Haskell TLS library version 1.4.1 or earlier support SSL 2.0, SSL 3.0, TLS 1.0, TLS 1.1 and TLS 1.2. Here is brief summary of their security:
- SSL 2.0 is insecure and obsoleted by RFC 6176
- SSL 3.0 is insecure and obsoleted by RFC 7568
- TLS 1.0 is insecure due to lack of AEAD
- TLS 1.1 is insecure due to lack of AEAD
- TLS 1.2 is secure if it is used with proper parameters (using (EC)DHE and AEAD, disabling compression and renegotiation).
You may be surprised that both TLS 1.0 and TLS 1.1 are vulnerable. Actually, HTTP/2 requires TLS 1.2 with TLS_ECDHE_RSA_WITH_AES_128_GCM_SHA256 or stronger. Also, major browsers are planning to disable TLS 1.0 and 1.1 in 2020.
To make your web sites secure, you should specify good parameters to TLS 1.2. Unless you are a security expert, it would be a tough job. Any other smart solutions? Yes, here is TLS 1.3.
Standardization of TLS 1.3 was finished in August 2018 and resulted in RFC 8446. It is secure by design. It allows only (EC)DHE for key exchange and only AEAD for traffic encryption. And it also removed compression and renegotiation.
Chrome and Firefox have supported TLS 1.3 in version 70 and version 63, respectively. To know support status of other browsers, please refer to Can I use.
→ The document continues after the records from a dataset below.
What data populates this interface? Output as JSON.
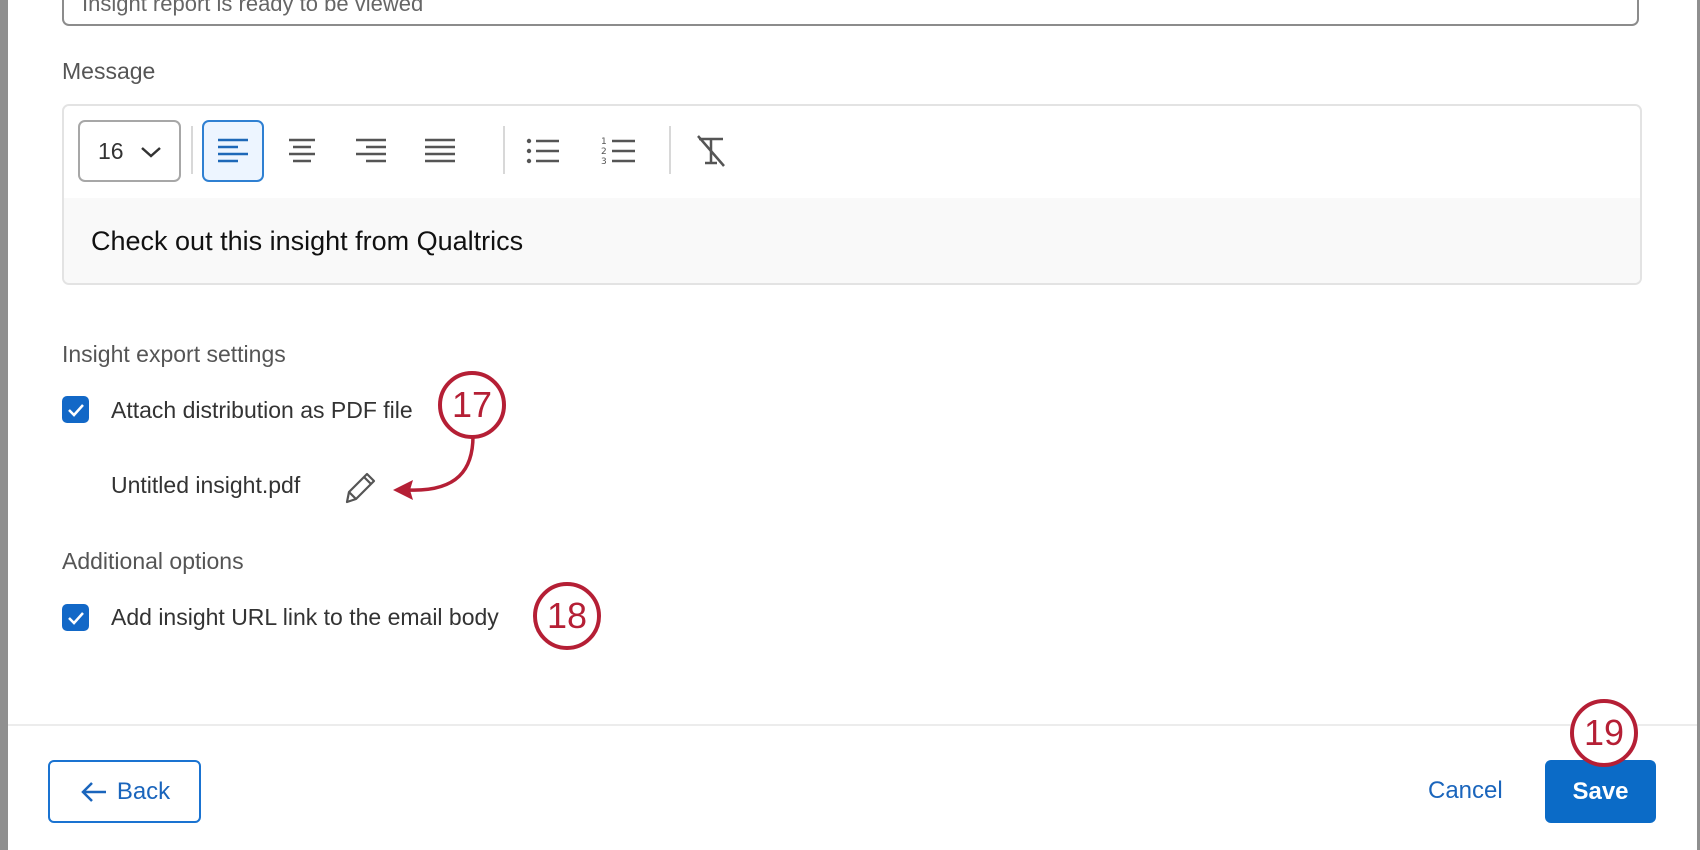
{
  "subject": {
    "value": "Insight report is ready to be viewed"
  },
  "message": {
    "label": "Message",
    "font_size": "16",
    "body_text": "Check out this insight from Qualtrics"
  },
  "toolbar": {
    "icons": [
      "align-left-icon",
      "align-center-icon",
      "align-right-icon",
      "justify-icon",
      "bullet-list-icon",
      "numbered-list-icon",
      "clear-format-icon"
    ]
  },
  "insight_export": {
    "label": "Insight export settings",
    "attach_pdf_label": "Attach distribution as PDF file",
    "attach_pdf_checked": true,
    "file_name": "Untitled insight.pdf"
  },
  "additional_options": {
    "label": "Additional options",
    "add_url_label": "Add insight URL link to the email body",
    "add_url_checked": true
  },
  "annotations": {
    "badge_17": "17",
    "badge_18": "18",
    "badge_19": "19"
  },
  "footer": {
    "back_label": "Back",
    "cancel_label": "Cancel",
    "save_label": "Save"
  },
  "colors": {
    "accent": "#0b6bc7",
    "annotation": "#b51f35"
  }
}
So, it's high time to bring TLS 1.3 to the Haskell community. We proudly announce that we have released TLS library version 1.5.0 with TLS 1.3! To use TLS 1.3 in TLS library, you should specify
supportedVersions. For more information, please see #167 and #282.
If you are using Warp TLS, you should obtain the newest Warp TLS and build it with TLS version 1.5.0. You can check if TLS 1.3 is used with Firefox or Chrome:
- Firefox: click the lock beside the URL bar, ">" and "More Information".
- Chrome: use the developer tool and click "Security" tab.
Since TLS 1.3 is a completely different protocol comparing to the older versions, I needed to write a lot of code. Olivier Chéron reviewed my code carefully and thoroughly. He also brought high-quality code to support missing features. My deep thank goes to him. I thank Vincent Hanquez and Viktor Dukhovni for enhancing crytonite and improving certification handling, respectively.